As the Virginia State Crime Commission began a hearing Monday on proposals to stem gun violence, Gov. Ralph Northam urged lawmakers to pass "commonsense" measures as he took a swipe at Republican leaders who called for further study.
Northam sent a letter to the commission as a two-day hearing got underway to review legislation introduced following a May 31 mass shooting that killed 12 people in Virginia Beach. Authorities have said that DeWayne Craddock, a city employee, fatally shot 12 people inside a municipal building before being shot and killed by police.
The Democratic governor convened a special legislative session in July to consider universal background checks, a red flag law and other gun safety proposals.
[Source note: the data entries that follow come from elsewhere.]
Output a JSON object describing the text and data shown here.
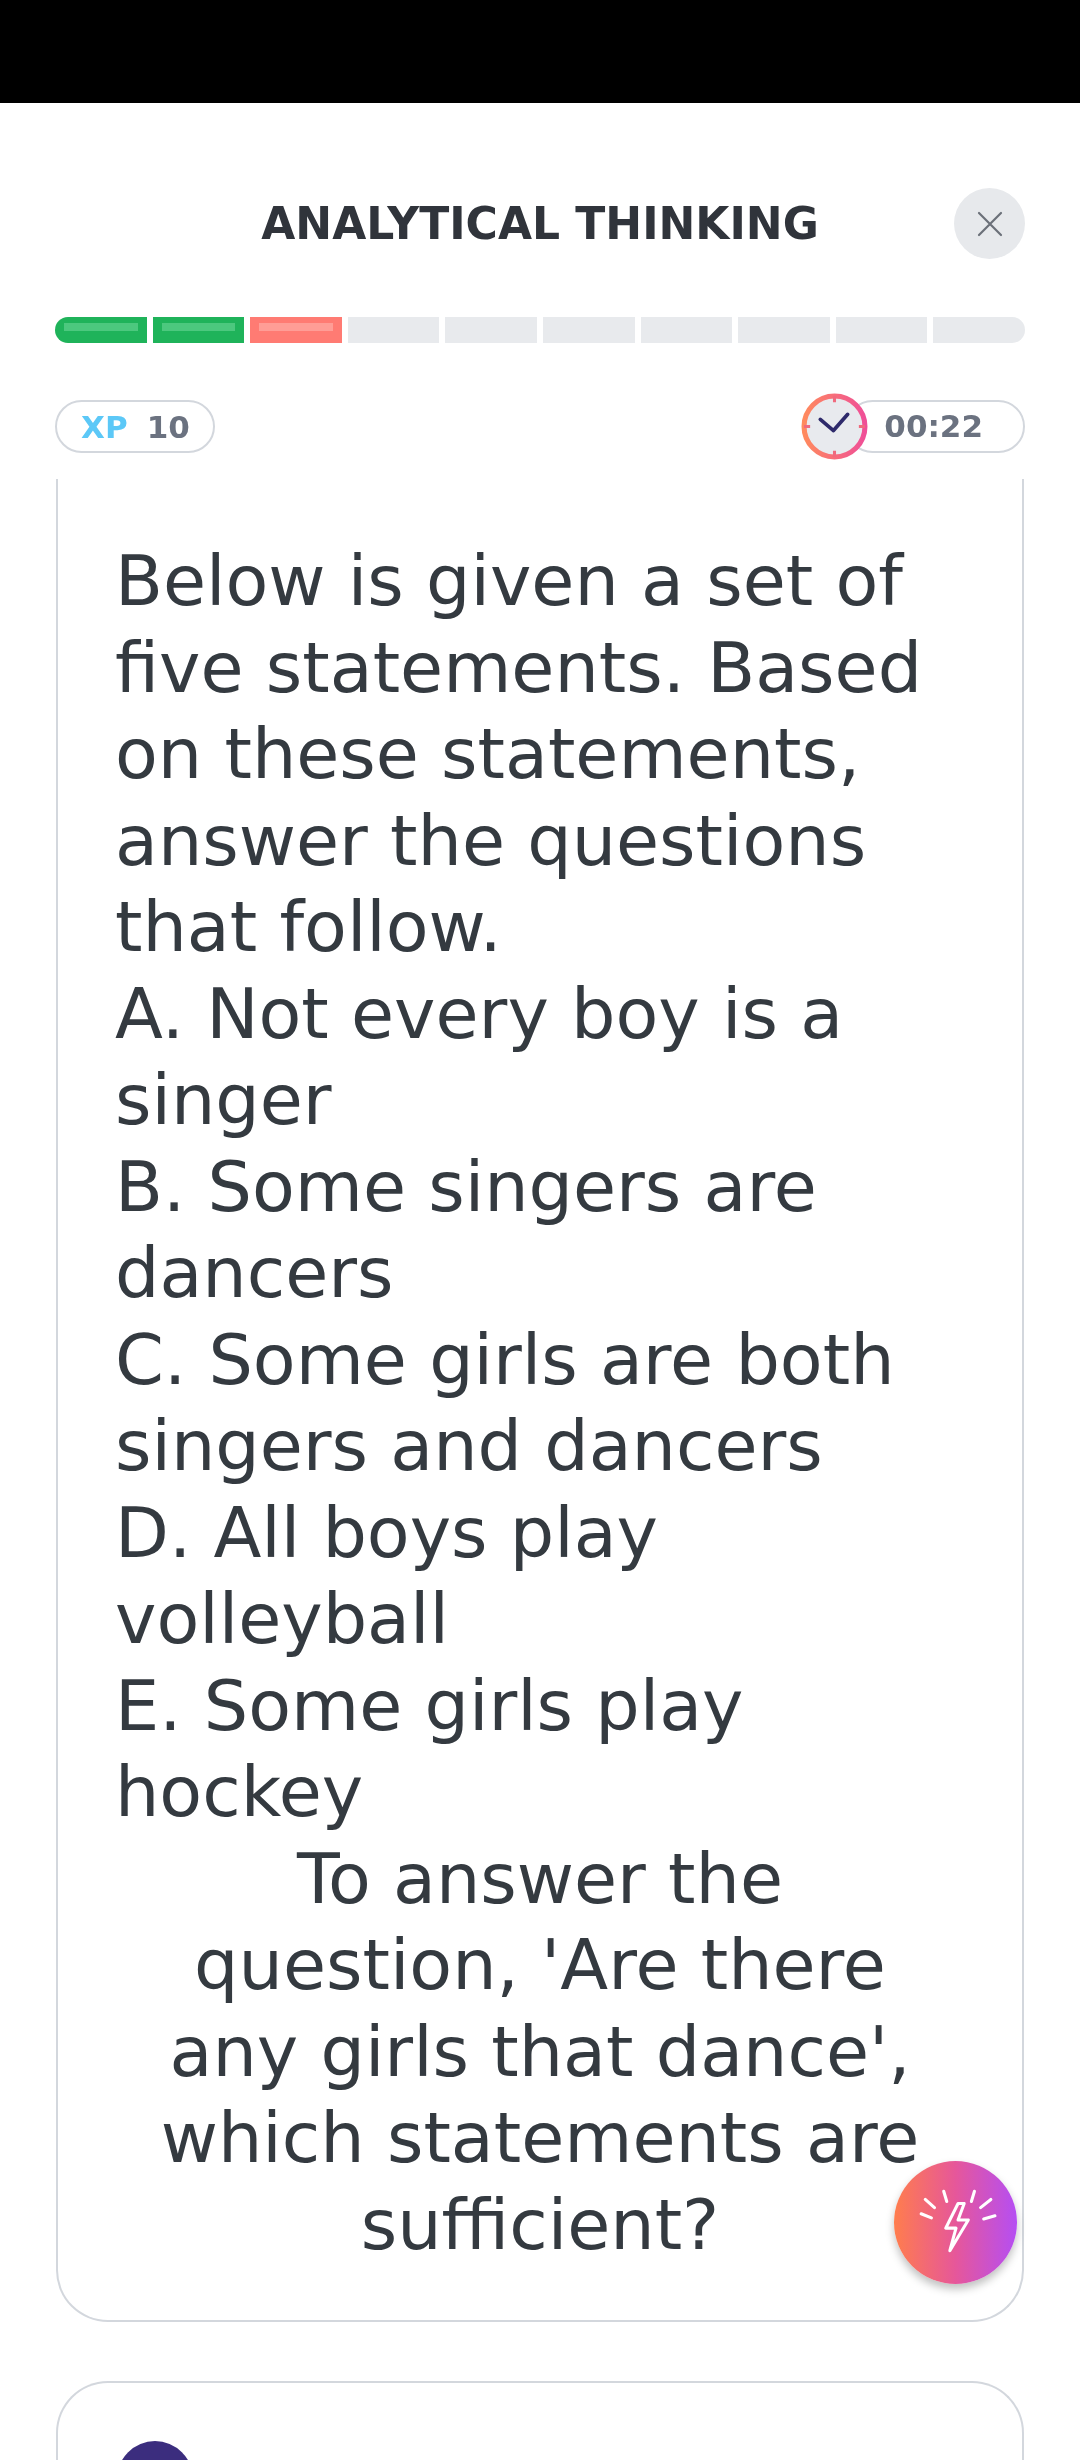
{
  "header": {
    "title": "ANALYTICAL THINKING"
  },
  "progress": [
    {
      "answered": true,
      "correct": true
    },
    {
      "answered": true,
      "correct": true
    },
    {
      "answered": true,
      "correct": false
    },
    {
      "answered": false
    },
    {
      "answered": false
    },
    {
      "answered": false
    },
    {
      "answered": false
    },
    {
      "answered": false
    },
    {
      "answered": false
    },
    {
      "answered": false
    }
  ],
  "xp": {
    "label": "XP",
    "value": "10"
  },
  "timer": {
    "time": "00:22"
  },
  "question_card": {
    "intro": "Below is given a set of five statements. Based on these statements, answer the questions that follow.",
    "statements": [
      "A. Not every boy is a singer",
      "B. Some singers are dancers",
      "C. Some girls are both singers and dancers",
      "D. All boys play volleyball",
      "E. Some girls play hockey"
    ],
    "question": "To answer the question, 'Are there any girls that dance', which statements are sufficient?"
  }
}
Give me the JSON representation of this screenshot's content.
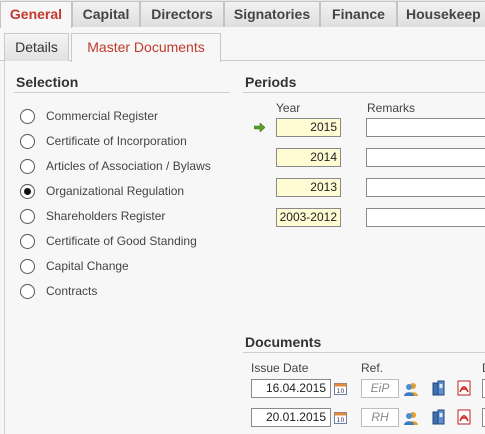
{
  "top_tabs": [
    {
      "label": "General",
      "active": true
    },
    {
      "label": "Capital",
      "active": false
    },
    {
      "label": "Directors",
      "active": false
    },
    {
      "label": "Signatories",
      "active": false
    },
    {
      "label": "Finance",
      "active": false
    },
    {
      "label": "Housekeep",
      "active": false
    }
  ],
  "sub_tabs": [
    {
      "label": "Details",
      "active": false
    },
    {
      "label": "Master Documents",
      "active": true
    }
  ],
  "selection": {
    "title": "Selection",
    "items": [
      {
        "label": "Commercial Register",
        "checked": false
      },
      {
        "label": "Certificate of Incorporation",
        "checked": false
      },
      {
        "label": "Articles of Association / Bylaws",
        "checked": false
      },
      {
        "label": "Organizational Regulation",
        "checked": true
      },
      {
        "label": "Shareholders Register",
        "checked": false
      },
      {
        "label": "Certificate of Good Standing",
        "checked": false
      },
      {
        "label": "Capital Change",
        "checked": false
      },
      {
        "label": "Contracts",
        "checked": false
      }
    ]
  },
  "periods": {
    "title": "Periods",
    "col_year": "Year",
    "col_remarks": "Remarks",
    "rows": [
      {
        "year": "2015",
        "remarks": "",
        "current": true
      },
      {
        "year": "2014",
        "remarks": "",
        "current": false
      },
      {
        "year": "2013",
        "remarks": "",
        "current": false
      },
      {
        "year": "2003-2012",
        "remarks": "",
        "current": false
      }
    ]
  },
  "documents": {
    "title": "Documents",
    "col_issue_date": "Issue Date",
    "col_ref": "Ref.",
    "col_clipped": "D",
    "rows": [
      {
        "issue_date": "16.04.2015",
        "ref": "EiP"
      },
      {
        "issue_date": "20.01.2015",
        "ref": "RH"
      }
    ]
  },
  "colors": {
    "accent": "#c0392b",
    "year_bg": "#fffbd2",
    "arrow": "#5aa02c"
  }
}
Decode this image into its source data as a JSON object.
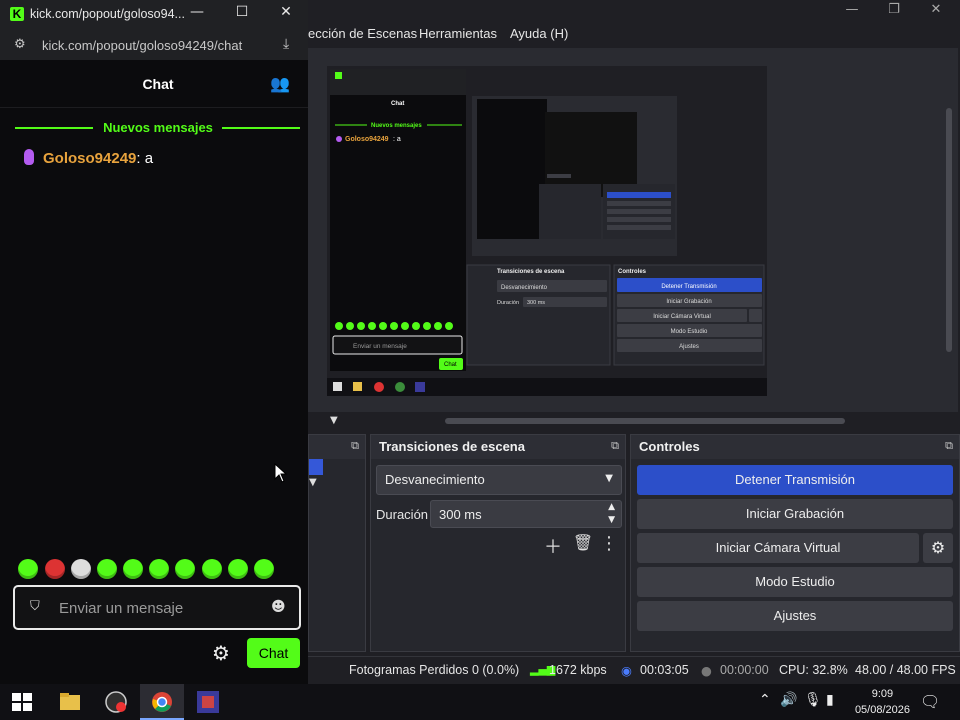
{
  "obs": {
    "menu": [
      "ección de Escenas",
      "Herramientas",
      "Ayuda (H)"
    ],
    "transitions": {
      "title": "Transiciones de escena",
      "transition_value": "Desvanecimiento",
      "duration_label": "Duración",
      "duration_value": "300 ms"
    },
    "controls": {
      "title": "Controles",
      "buttons": [
        "Detener Transmisión",
        "Iniciar Grabación",
        "Iniciar Cámara Virtual",
        "Modo Estudio",
        "Ajustes"
      ]
    },
    "status": {
      "dropped_frames": "Fotogramas Perdidos 0 (0.0%)",
      "bitrate": "1672 kbps",
      "live_time": "00:03:05",
      "rec_time": "00:00:00",
      "cpu": "CPU: 32.8%",
      "fps": "48.00 / 48.00 FPS"
    },
    "colors": {
      "primary_button": "#2c4fc9",
      "kick_green": "#53fc18",
      "username": "#e8a33d"
    }
  },
  "popout": {
    "title": "kick.com/popout/goloso94...",
    "url": "kick.com/popout/goloso94249/chat",
    "chat_title": "Chat",
    "new_messages": "Nuevos mensajes",
    "message": {
      "user": "Goloso94249",
      "text": ": a"
    },
    "input_placeholder": "Enviar un mensaje",
    "send_label": "Chat"
  },
  "preview": {
    "chat_title": "Chat",
    "new_messages": "Nuevos mensajes",
    "message_user": "Goloso94249",
    "message_text": ": a",
    "input_placeholder": "Enviar un mensaje",
    "send_label": "Chat",
    "transitions_title": "Transiciones de escena",
    "transition_value": "Desvanecimiento",
    "duration_label": "Duración",
    "duration_value": "300 ms",
    "controls_title": "Controles",
    "buttons": [
      "Detener Transmisión",
      "Iniciar Grabación",
      "Iniciar Cámara Virtual",
      "Modo Estudio",
      "Ajustes"
    ]
  },
  "taskbar": {
    "time": "9:09",
    "date": "05/08/2026"
  }
}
The Republican-controlled Legislature quickly adjourned the session and referred the legislation to the crime commission.
In his letter, Northam said the proposals "do not need further study." Northam said some of the proposals were initially recommended after a gunman killed 32 people at Virginia Tech in 2007.
The assertion that more study is needed — 12 years and over 70 mass shootings after Virginia Tech — is inaccurate and inexcusable,'' Northam wrote.
But state Sen. Mark Obenshain, the Republican chairman of the commission, criticized what he called a "politically driven agenda." He said the crime commission is well-equipped to do a thoughtful evaluation of legislative proposals and to make recommendations before the General Assembly is set to reconvene in November.
"What the governor advanced was a legislative package that he admits would have had no impact whatsoever in preventing the shootings in Virginia Beach, and I'm disappointed that a governor would take a tragedy like what happened in Virginia Beach and try to capitalize upon that to advance a politically driven agenda rather than to ... actually do something to keep Virginians safer," Obenshain said during a break in the hearing.
The commission heard more than a half dozen presentations on gun violence from representatives of the Virginia State Police, Office of the Chief Medical Examiner, U.S. Secret Service and U.S. Bureau of Alcohol, Tobacco and Explosives.
On Tuesday, the panel is scheduled to hear from the public and interest groups, and to review gun bills introduced during the special legislative session.